(Entries from a dataset of interfaces)
════════

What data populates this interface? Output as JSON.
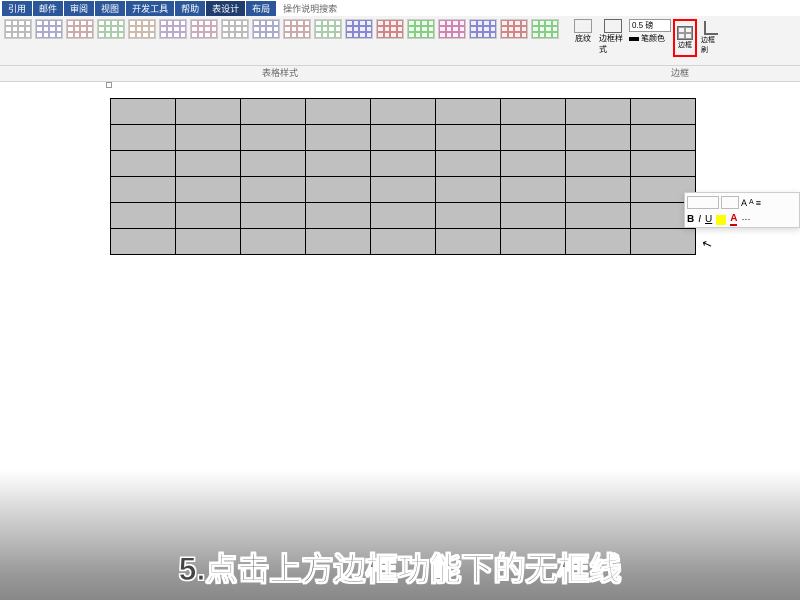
{
  "tabs": {
    "t0": "引用",
    "t1": "邮件",
    "t2": "审阅",
    "t3": "视图",
    "t4": "开发工具",
    "t5": "帮助",
    "t6": "表设计",
    "t7": "布局",
    "t8": "操作说明搜索"
  },
  "ribbon": {
    "styles_label": "表格样式",
    "borders_label": "边框",
    "shading_label": "底纹",
    "border_style_label": "边框样式",
    "weight_value": "0.5 磅",
    "pen_color_label": "笔颜色",
    "borders_btn": "边框",
    "painter_btn": "边框刷"
  },
  "mini_toolbar": {
    "bold": "B",
    "italic": "I",
    "underline": "U",
    "fontcolor": "A",
    "grow": "A",
    "shrink": "A"
  },
  "table": {
    "rows": 6,
    "cols": 9
  },
  "instruction": "5.点击上方边框功能下的无框线"
}
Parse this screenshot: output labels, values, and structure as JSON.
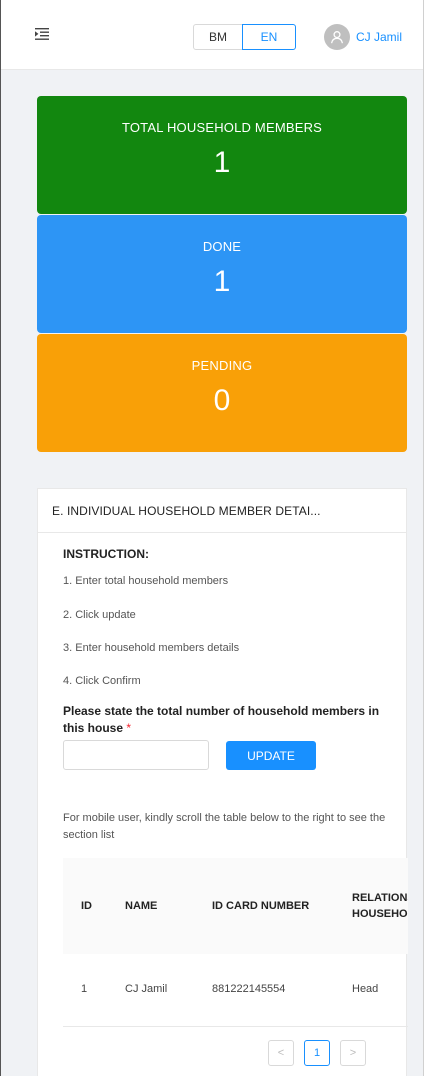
{
  "header": {
    "languages": {
      "bm": "BM",
      "en": "EN",
      "active": "EN"
    },
    "user_name": "CJ Jamil"
  },
  "stats": {
    "total": {
      "label": "TOTAL HOUSEHOLD MEMBERS",
      "value": "1"
    },
    "done": {
      "label": "DONE",
      "value": "1"
    },
    "pending": {
      "label": "PENDING",
      "value": "0"
    }
  },
  "section": {
    "title": "E. INDIVIDUAL HOUSEHOLD MEMBER DETAI...",
    "instruction_title": "INSTRUCTION:",
    "steps": [
      "1. Enter total household members",
      "2. Click update",
      "3. Enter household members details",
      "4. Click Confirm"
    ],
    "question": "Please state the total number of household members in this house",
    "required_mark": "*",
    "input_value": "",
    "update_label": "UPDATE",
    "mobile_note": "For mobile user, kindly scroll the table below to the right to see the section list"
  },
  "table": {
    "headers": [
      "ID",
      "NAME",
      "ID CARD NUMBER",
      "RELATIONSHIP TO HOUSEHOLD HEAD"
    ],
    "rows": [
      [
        "1",
        "CJ Jamil",
        "881222145554",
        "Head"
      ]
    ]
  },
  "pagination": {
    "prev": "<",
    "current": "1",
    "next": ">"
  },
  "colors": {
    "total": "#12870f",
    "done": "#2d95f5",
    "pending": "#f9a007",
    "accent": "#1890ff"
  }
}
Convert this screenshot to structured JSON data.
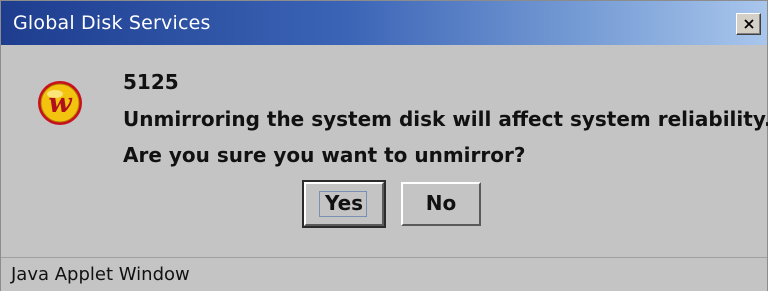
{
  "window": {
    "title": "Global Disk Services",
    "close_symbol": "×"
  },
  "dialog": {
    "icon": "app-logo-icon",
    "icon_letter": "w",
    "message_code": "5125",
    "message_line1": "Unmirroring the system disk will affect system reliability.",
    "message_line2": "Are you sure you want to unmirror?"
  },
  "buttons": {
    "yes_label": "Yes",
    "no_label": "No"
  },
  "status": {
    "text": "Java Applet Window"
  },
  "colors": {
    "titlebar_start": "#1e3d8f",
    "titlebar_end": "#a9c6ec",
    "dialog_background": "#c4c4c4",
    "icon_red": "#c8101e",
    "icon_gold": "#f2c40f"
  }
}
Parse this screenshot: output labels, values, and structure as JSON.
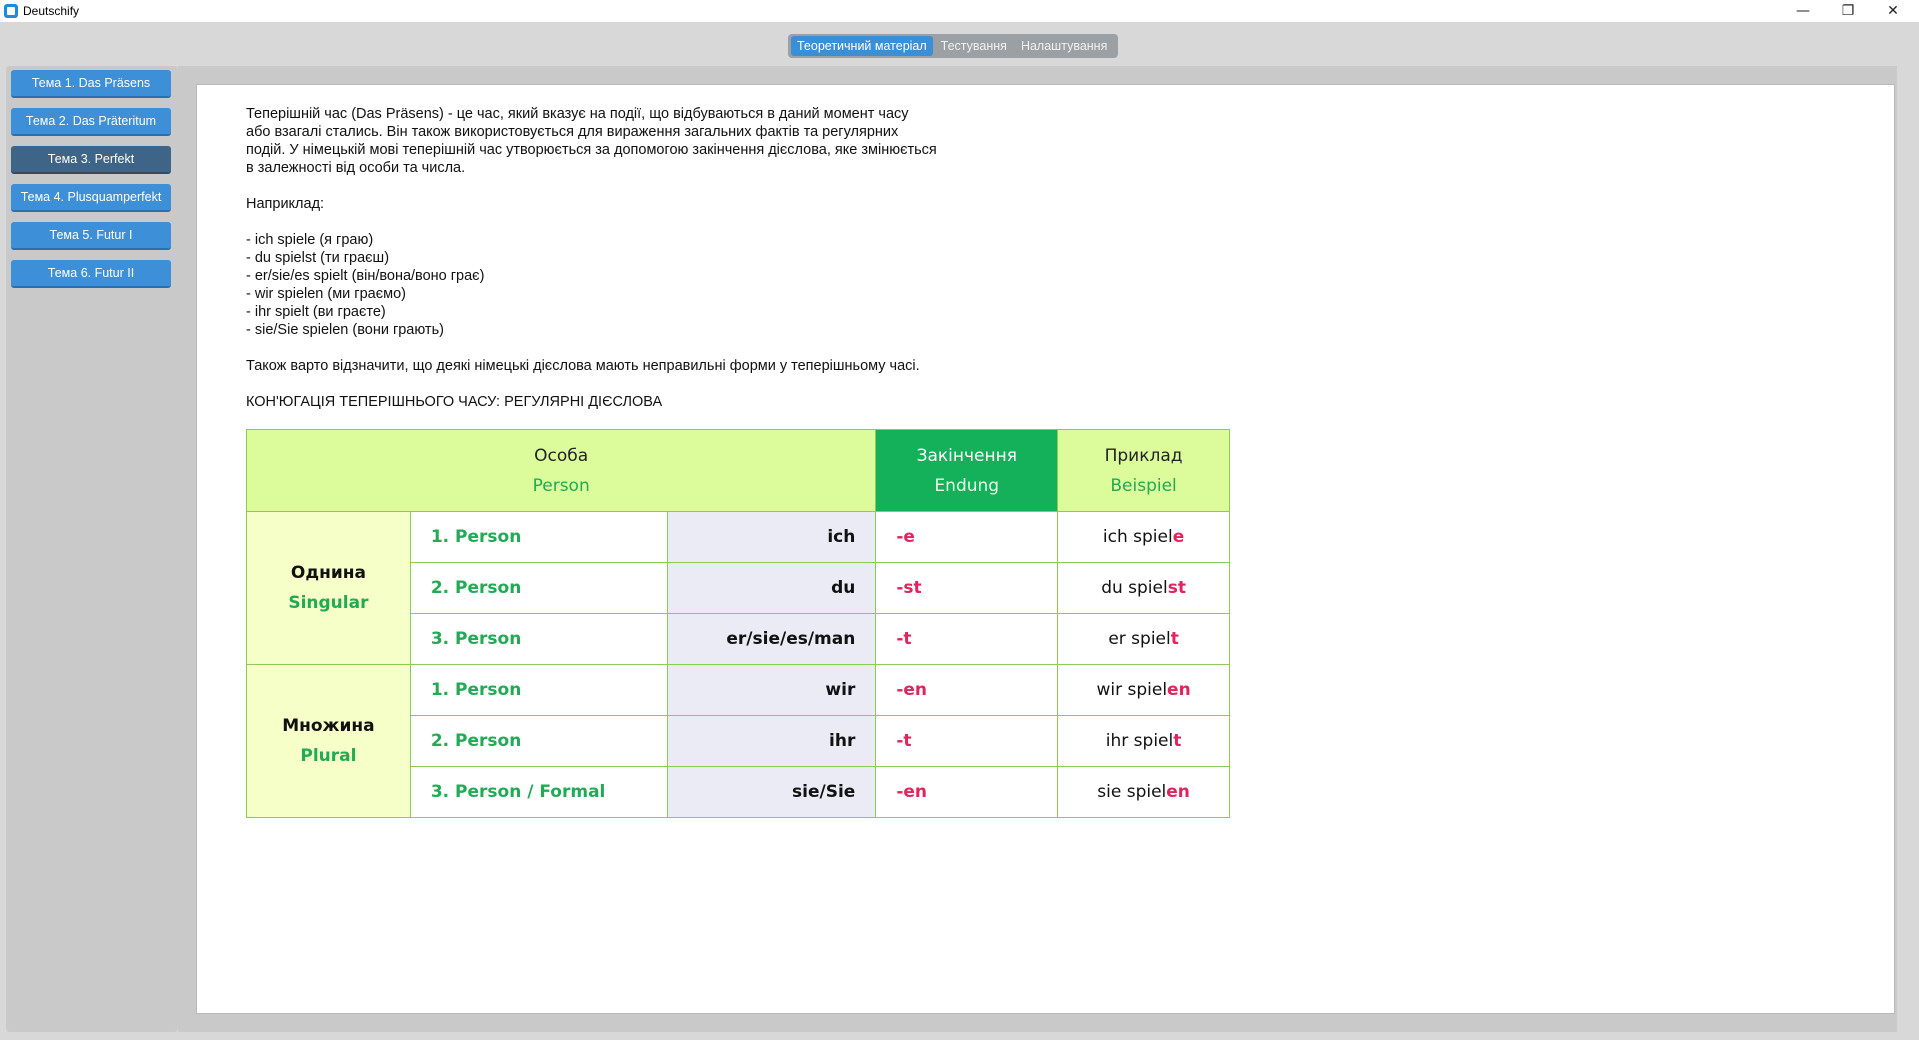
{
  "window": {
    "title": "Deutschify",
    "minimize_glyph": "—",
    "maximize_glyph": "❐",
    "close_glyph": "✕"
  },
  "tabs": [
    {
      "label": "Теоретичний матеріал",
      "active": true
    },
    {
      "label": "Тестування",
      "active": false
    },
    {
      "label": "Налаштування",
      "active": false
    }
  ],
  "sidebar": {
    "items": [
      {
        "label": "Тема 1. Das Präsens",
        "active": false
      },
      {
        "label": "Тема 2. Das Präteritum",
        "active": false
      },
      {
        "label": "Тема 3. Perfekt",
        "active": true
      },
      {
        "label": "Тема 4. Plusquamperfekt",
        "active": false
      },
      {
        "label": "Тема 5. Futur I",
        "active": false
      },
      {
        "label": "Тема 6. Futur II",
        "active": false
      }
    ]
  },
  "content": {
    "intro_lines": [
      "Теперішній час (Das Präsens) - це час, який вказує на події, що відбуваються в даний момент часу",
      "або взагалі стались. Він також використовується для вираження загальних фактів та регулярних",
      "подій. У німецькій мові теперішній час утворюється за допомогою закінчення дієслова, яке змінюється",
      "в залежності від особи та числа."
    ],
    "example_label": "Наприклад:",
    "example_lines": [
      "- ich spiele (я граю)",
      "- du spielst (ти граєш)",
      "- er/sie/es spielt (він/вона/воно грає)",
      "- wir spielen (ми граємо)",
      "- ihr spielt (ви граєте)",
      "- sie/Sie spielen (вони грають)"
    ],
    "note": "Також варто відзначити, що деякі німецькі дієслова мають неправильні форми у теперішньому часі.",
    "table_heading": "КОН'ЮГАЦІЯ ТЕПЕРІШНЬОГО ЧАСУ: РЕГУЛЯРНІ ДІЄСЛОВА"
  },
  "table": {
    "headers": {
      "person": {
        "main": "Особа",
        "sub": "Person"
      },
      "ending": {
        "main": "Закінчення",
        "sub": "Endung"
      },
      "example": {
        "main": "Приклад",
        "sub": "Beispiel"
      }
    },
    "groups": {
      "singular": {
        "main": "Однина",
        "sub": "Singular"
      },
      "plural": {
        "main": "Множина",
        "sub": "Plural"
      }
    },
    "rows": [
      {
        "person": "1. Person",
        "pronoun": "ich",
        "ending": "-e",
        "ex_stem": "ich spiel",
        "ex_end": "e"
      },
      {
        "person": "2. Person",
        "pronoun": "du",
        "ending": "-st",
        "ex_stem": "du spiel",
        "ex_end": "st"
      },
      {
        "person": "3. Person",
        "pronoun": "er/sie/es/man",
        "ending": "-t",
        "ex_stem": "er spiel",
        "ex_end": "t"
      },
      {
        "person": "1. Person",
        "pronoun": "wir",
        "ending": "-en",
        "ex_stem": "wir spiel",
        "ex_end": "en"
      },
      {
        "person": "2. Person",
        "pronoun": "ihr",
        "ending": "-t",
        "ex_stem": "ihr spiel",
        "ex_end": "t"
      },
      {
        "person": "3. Person / Formal",
        "pronoun": "sie/Sie",
        "ending": "-en",
        "ex_stem": "sie spiel",
        "ex_end": "en"
      }
    ]
  }
}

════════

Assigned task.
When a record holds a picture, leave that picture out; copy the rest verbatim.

Exercise output.
What data populates this interface? Output as JSON.
{
  "tabs": {
    "t0": "引用",
    "t1": "邮件",
    "t2": "审阅",
    "t3": "视图",
    "t4": "开发工具",
    "t5": "帮助",
    "t6": "表设计",
    "t7": "布局",
    "t8": "操作说明搜索"
  },
  "ribbon": {
    "styles_label": "表格样式",
    "borders_label": "边框",
    "shading_label": "底纹",
    "border_style_label": "边框样式",
    "weight_value": "0.5 磅",
    "pen_color_label": "笔颜色",
    "borders_btn": "边框",
    "painter_btn": "边框刷"
  },
  "mini_toolbar": {
    "bold": "B",
    "italic": "I",
    "underline": "U",
    "fontcolor": "A",
    "grow": "A",
    "shrink": "A"
  },
  "table": {
    "rows": 6,
    "cols": 9
  },
  "instruction": "5.点击上方边框功能下的无框线"
}
Parse this screenshot: output labels, values, and structure as JSON.
{
  "header": {
    "languages": {
      "bm": "BM",
      "en": "EN",
      "active": "EN"
    },
    "user_name": "CJ Jamil"
  },
  "stats": {
    "total": {
      "label": "TOTAL HOUSEHOLD MEMBERS",
      "value": "1"
    },
    "done": {
      "label": "DONE",
      "value": "1"
    },
    "pending": {
      "label": "PENDING",
      "value": "0"
    }
  },
  "section": {
    "title": "E. INDIVIDUAL HOUSEHOLD MEMBER DETAI...",
    "instruction_title": "INSTRUCTION:",
    "steps": [
      "1. Enter total household members",
      "2. Click update",
      "3. Enter household members details",
      "4. Click Confirm"
    ],
    "question": "Please state the total number of household members in this house",
    "required_mark": "*",
    "input_value": "",
    "update_label": "UPDATE",
    "mobile_note": "For mobile user, kindly scroll the table below to the right to see the section list"
  },
  "table": {
    "headers": [
      "ID",
      "NAME",
      "ID CARD NUMBER",
      "RELATIONSHIP TO HOUSEHOLD HEAD"
    ],
    "rows": [
      [
        "1",
        "CJ Jamil",
        "881222145554",
        "Head"
      ]
    ]
  },
  "pagination": {
    "prev": "<",
    "current": "1",
    "next": ">"
  },
  "colors": {
    "total": "#12870f",
    "done": "#2d95f5",
    "pending": "#f9a007",
    "accent": "#1890ff"
  }
}
Convert this screenshot to structured JSON data.
{
  "window": {
    "title": "Global Disk Services",
    "close_symbol": "×"
  },
  "dialog": {
    "icon": "app-logo-icon",
    "icon_letter": "w",
    "message_code": "5125",
    "message_line1": "Unmirroring the system disk will affect system reliability.",
    "message_line2": "Are you sure you want to unmirror?"
  },
  "buttons": {
    "yes_label": "Yes",
    "no_label": "No"
  },
  "status": {
    "text": "Java Applet Window"
  },
  "colors": {
    "titlebar_start": "#1e3d8f",
    "titlebar_end": "#a9c6ec",
    "dialog_background": "#c4c4c4",
    "icon_red": "#c8101e",
    "icon_gold": "#f2c40f"
  }
}
Parse this screenshot: output labels, values, and structure as JSON.
{
  "window": {
    "title": "Deutschify",
    "minimize_glyph": "—",
    "maximize_glyph": "❐",
    "close_glyph": "✕"
  },
  "tabs": [
    {
      "label": "Теоретичний матеріал",
      "active": true
    },
    {
      "label": "Тестування",
      "active": false
    },
    {
      "label": "Налаштування",
      "active": false
    }
  ],
  "sidebar": {
    "items": [
      {
        "label": "Тема 1. Das Präsens",
        "active": false
      },
      {
        "label": "Тема 2. Das Präteritum",
        "active": false
      },
      {
        "label": "Тема 3. Perfekt",
        "active": true
      },
      {
        "label": "Тема 4. Plusquamperfekt",
        "active": false
      },
      {
        "label": "Тема 5. Futur I",
        "active": false
      },
      {
        "label": "Тема 6. Futur II",
        "active": false
      }
    ]
  },
  "content": {
    "intro_lines": [
      "Теперішній час (Das Präsens) - це час, який вказує на події, що відбуваються в даний момент часу",
      "або взагалі стались. Він також використовується для вираження загальних фактів та регулярних",
      "подій. У німецькій мові теперішній час утворюється за допомогою закінчення дієслова, яке змінюється",
      "в залежності від особи та числа."
    ],
    "example_label": "Наприклад:",
    "example_lines": [
      "- ich spiele (я граю)",
      "- du spielst (ти граєш)",
      "- er/sie/es spielt (він/вона/воно грає)",
      "- wir spielen (ми граємо)",
      "- ihr spielt (ви граєте)",
      "- sie/Sie spielen (вони грають)"
    ],
    "note": "Також варто відзначити, що деякі німецькі дієслова мають неправильні форми у теперішньому часі.",
    "table_heading": "КОН'ЮГАЦІЯ ТЕПЕРІШНЬОГО ЧАСУ: РЕГУЛЯРНІ ДІЄСЛОВА"
  },
  "table": {
    "headers": {
      "person": {
        "main": "Особа",
        "sub": "Person"
      },
      "ending": {
        "main": "Закінчення",
        "sub": "Endung"
      },
      "example": {
        "main": "Приклад",
        "sub": "Beispiel"
      }
    },
    "groups": {
      "singular": {
        "main": "Однина",
        "sub": "Singular"
      },
      "plural": {
        "main": "Множина",
        "sub": "Plural"
      }
    },
    "rows": [
      {
        "person": "1. Person",
        "pronoun": "ich",
        "ending": "-e",
        "ex_stem": "ich spiel",
        "ex_end": "e"
      },
      {
        "person": "2. Person",
        "pronoun": "du",
        "ending": "-st",
        "ex_stem": "du spiel",
        "ex_end": "st"
      },
      {
        "person": "3. Person",
        "pronoun": "er/sie/es/man",
        "ending": "-t",
        "ex_stem": "er spiel",
        "ex_end": "t"
      },
      {
        "person": "1. Person",
        "pronoun": "wir",
        "ending": "-en",
        "ex_stem": "wir spiel",
        "ex_end": "en"
      },
      {
        "person": "2. Person",
        "pronoun": "ihr",
        "ending": "-t",
        "ex_stem": "ihr spiel",
        "ex_end": "t"
      },
      {
        "person": "3. Person / Formal",
        "pronoun": "sie/Sie",
        "ending": "-en",
        "ex_stem": "sie spiel",
        "ex_end": "en"
      }
    ]
  }
}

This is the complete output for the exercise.